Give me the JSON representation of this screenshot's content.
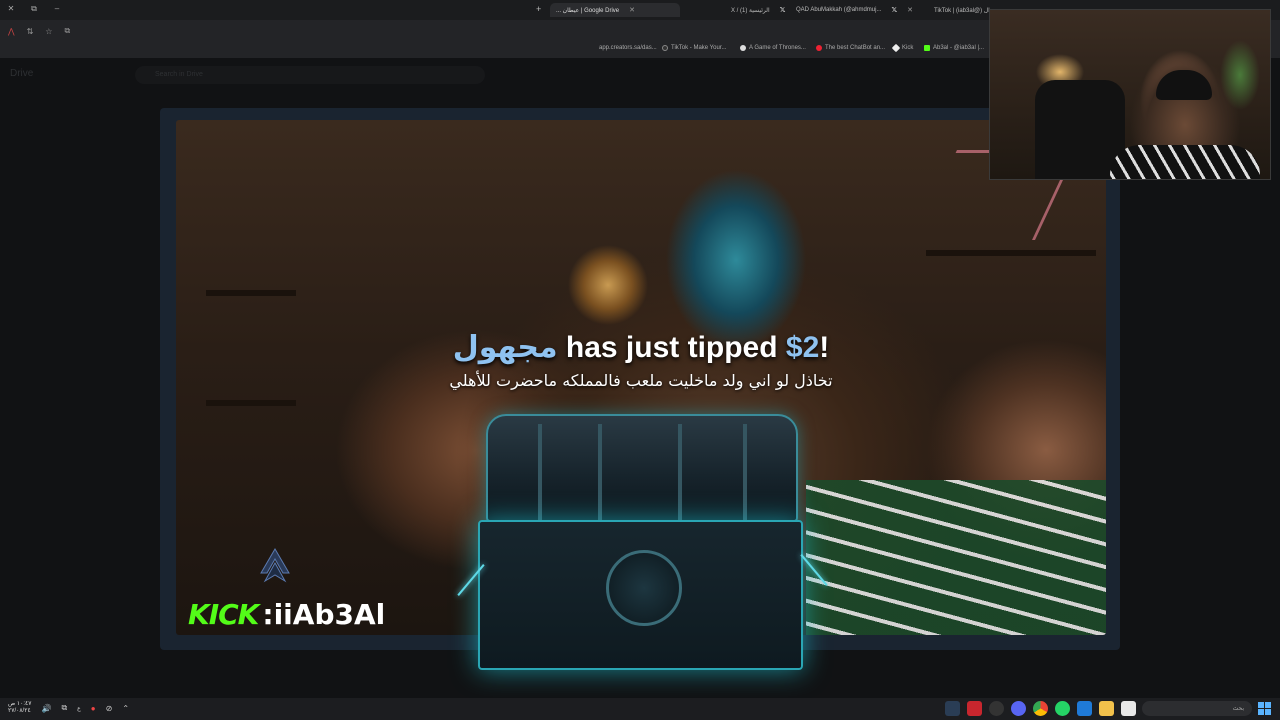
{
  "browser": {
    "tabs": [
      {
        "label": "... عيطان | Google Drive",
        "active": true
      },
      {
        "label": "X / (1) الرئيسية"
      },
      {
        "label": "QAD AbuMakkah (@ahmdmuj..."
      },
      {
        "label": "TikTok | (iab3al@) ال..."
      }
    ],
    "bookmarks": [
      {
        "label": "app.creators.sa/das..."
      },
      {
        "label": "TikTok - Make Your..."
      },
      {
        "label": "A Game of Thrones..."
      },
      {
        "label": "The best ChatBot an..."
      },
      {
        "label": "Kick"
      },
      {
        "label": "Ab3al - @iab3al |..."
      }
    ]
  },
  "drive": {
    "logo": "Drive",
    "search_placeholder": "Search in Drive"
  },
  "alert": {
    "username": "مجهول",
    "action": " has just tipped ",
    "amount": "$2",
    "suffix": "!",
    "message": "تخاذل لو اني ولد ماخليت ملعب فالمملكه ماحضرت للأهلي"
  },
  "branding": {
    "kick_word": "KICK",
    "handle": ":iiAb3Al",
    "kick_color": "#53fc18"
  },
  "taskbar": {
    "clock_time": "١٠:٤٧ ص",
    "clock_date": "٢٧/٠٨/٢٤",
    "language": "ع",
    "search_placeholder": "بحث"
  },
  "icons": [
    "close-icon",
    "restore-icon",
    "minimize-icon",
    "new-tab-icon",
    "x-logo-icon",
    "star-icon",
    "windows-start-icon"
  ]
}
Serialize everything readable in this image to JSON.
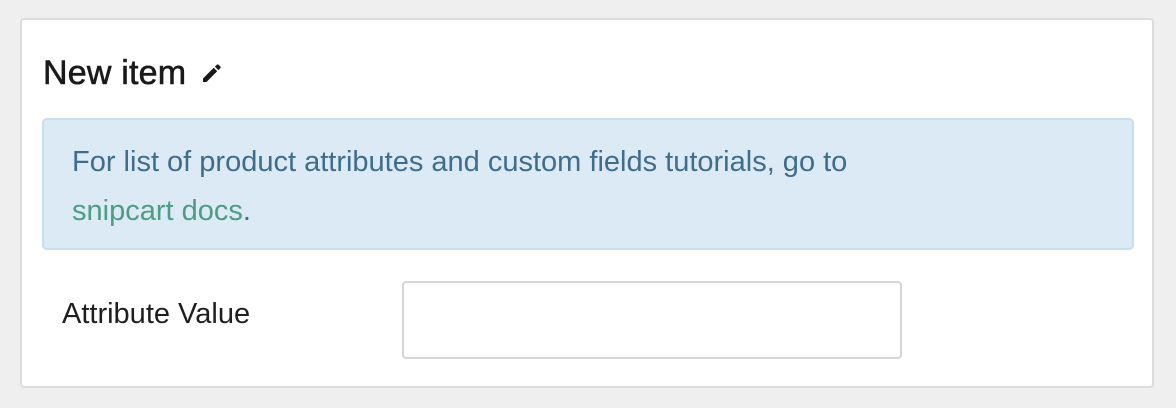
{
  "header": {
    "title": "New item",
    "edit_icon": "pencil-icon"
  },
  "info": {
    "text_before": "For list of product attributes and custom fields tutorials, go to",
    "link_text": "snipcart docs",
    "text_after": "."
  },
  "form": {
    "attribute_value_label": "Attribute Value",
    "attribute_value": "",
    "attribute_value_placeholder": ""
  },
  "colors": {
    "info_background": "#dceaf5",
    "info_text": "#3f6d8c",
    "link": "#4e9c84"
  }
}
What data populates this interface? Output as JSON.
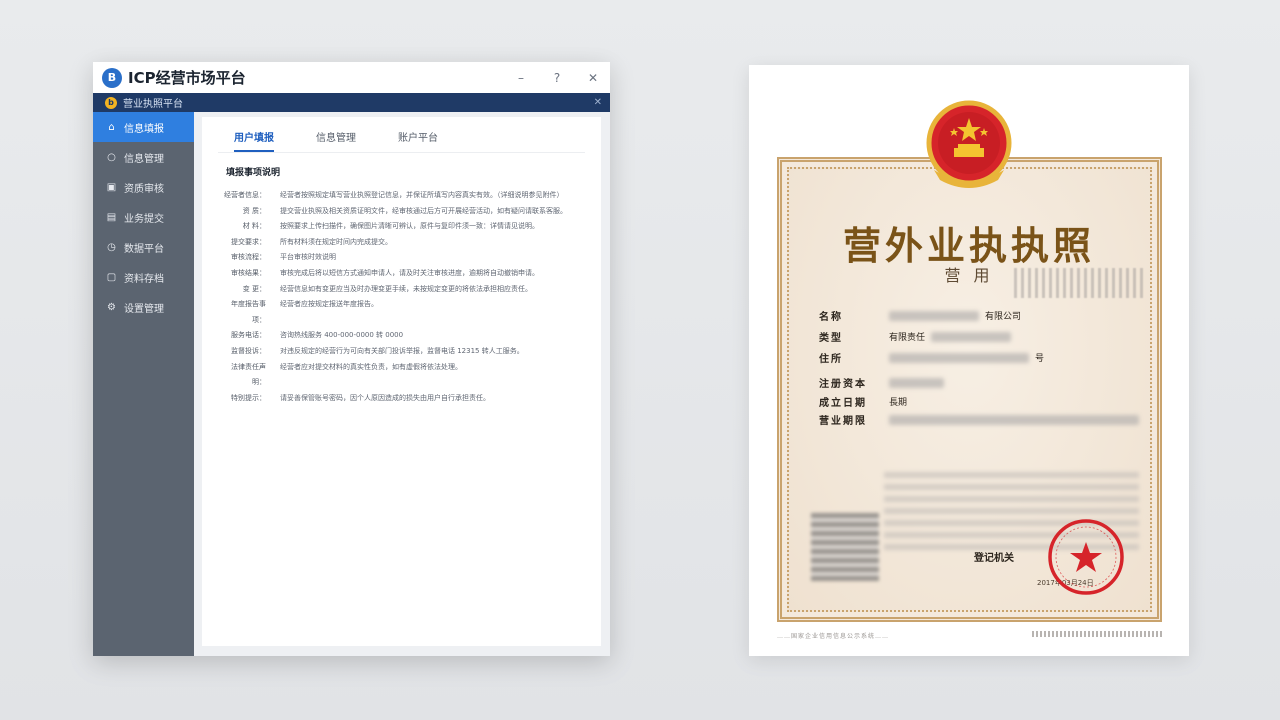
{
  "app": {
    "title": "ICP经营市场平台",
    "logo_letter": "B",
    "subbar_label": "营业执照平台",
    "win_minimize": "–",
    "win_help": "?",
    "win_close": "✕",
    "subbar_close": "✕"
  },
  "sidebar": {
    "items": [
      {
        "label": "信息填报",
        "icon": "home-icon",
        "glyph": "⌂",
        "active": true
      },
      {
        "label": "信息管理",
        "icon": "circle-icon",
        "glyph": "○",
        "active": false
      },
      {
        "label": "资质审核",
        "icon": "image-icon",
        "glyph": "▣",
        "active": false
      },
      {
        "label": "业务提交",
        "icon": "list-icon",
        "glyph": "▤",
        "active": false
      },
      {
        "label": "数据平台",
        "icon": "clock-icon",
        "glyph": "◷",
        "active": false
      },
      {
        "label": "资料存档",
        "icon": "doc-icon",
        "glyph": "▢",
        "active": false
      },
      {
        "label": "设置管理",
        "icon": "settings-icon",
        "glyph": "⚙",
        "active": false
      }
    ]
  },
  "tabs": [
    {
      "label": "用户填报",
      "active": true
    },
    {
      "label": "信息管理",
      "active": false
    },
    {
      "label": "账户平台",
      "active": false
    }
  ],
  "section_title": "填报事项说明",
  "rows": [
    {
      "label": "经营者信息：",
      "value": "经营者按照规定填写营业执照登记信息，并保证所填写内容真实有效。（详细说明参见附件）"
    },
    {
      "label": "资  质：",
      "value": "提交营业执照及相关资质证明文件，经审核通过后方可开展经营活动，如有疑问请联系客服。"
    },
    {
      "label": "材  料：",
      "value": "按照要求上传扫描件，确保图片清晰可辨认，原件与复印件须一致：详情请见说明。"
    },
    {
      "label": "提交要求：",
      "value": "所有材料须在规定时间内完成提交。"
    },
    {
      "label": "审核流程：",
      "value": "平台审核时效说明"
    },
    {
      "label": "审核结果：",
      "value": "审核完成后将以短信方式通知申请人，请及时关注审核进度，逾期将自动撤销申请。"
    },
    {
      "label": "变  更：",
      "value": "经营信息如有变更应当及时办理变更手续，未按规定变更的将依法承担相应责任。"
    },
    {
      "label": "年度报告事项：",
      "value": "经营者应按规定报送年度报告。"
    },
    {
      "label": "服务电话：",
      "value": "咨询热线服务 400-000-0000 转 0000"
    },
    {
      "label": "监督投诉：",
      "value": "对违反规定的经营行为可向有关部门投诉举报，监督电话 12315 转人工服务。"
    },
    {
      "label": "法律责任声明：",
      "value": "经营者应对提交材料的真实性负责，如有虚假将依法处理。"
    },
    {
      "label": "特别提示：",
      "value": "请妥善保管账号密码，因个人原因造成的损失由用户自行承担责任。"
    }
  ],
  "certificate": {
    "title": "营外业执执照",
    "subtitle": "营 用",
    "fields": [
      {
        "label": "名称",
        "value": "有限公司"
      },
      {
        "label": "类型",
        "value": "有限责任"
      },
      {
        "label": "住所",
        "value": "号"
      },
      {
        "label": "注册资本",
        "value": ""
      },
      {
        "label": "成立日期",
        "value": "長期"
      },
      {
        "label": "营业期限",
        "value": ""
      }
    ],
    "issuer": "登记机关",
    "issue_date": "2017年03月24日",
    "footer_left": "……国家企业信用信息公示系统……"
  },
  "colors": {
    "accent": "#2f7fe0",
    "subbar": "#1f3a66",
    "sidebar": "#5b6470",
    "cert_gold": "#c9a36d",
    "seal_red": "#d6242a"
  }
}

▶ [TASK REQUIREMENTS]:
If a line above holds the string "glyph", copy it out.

▶ [ANSWER FOR THE TASK]:
        "glyph": "⌂",
        "glyph": "○",
        "glyph": "▣",
        "glyph": "▤",
        "glyph": "◷",
        "glyph": "▢",
        "glyph": "⚙",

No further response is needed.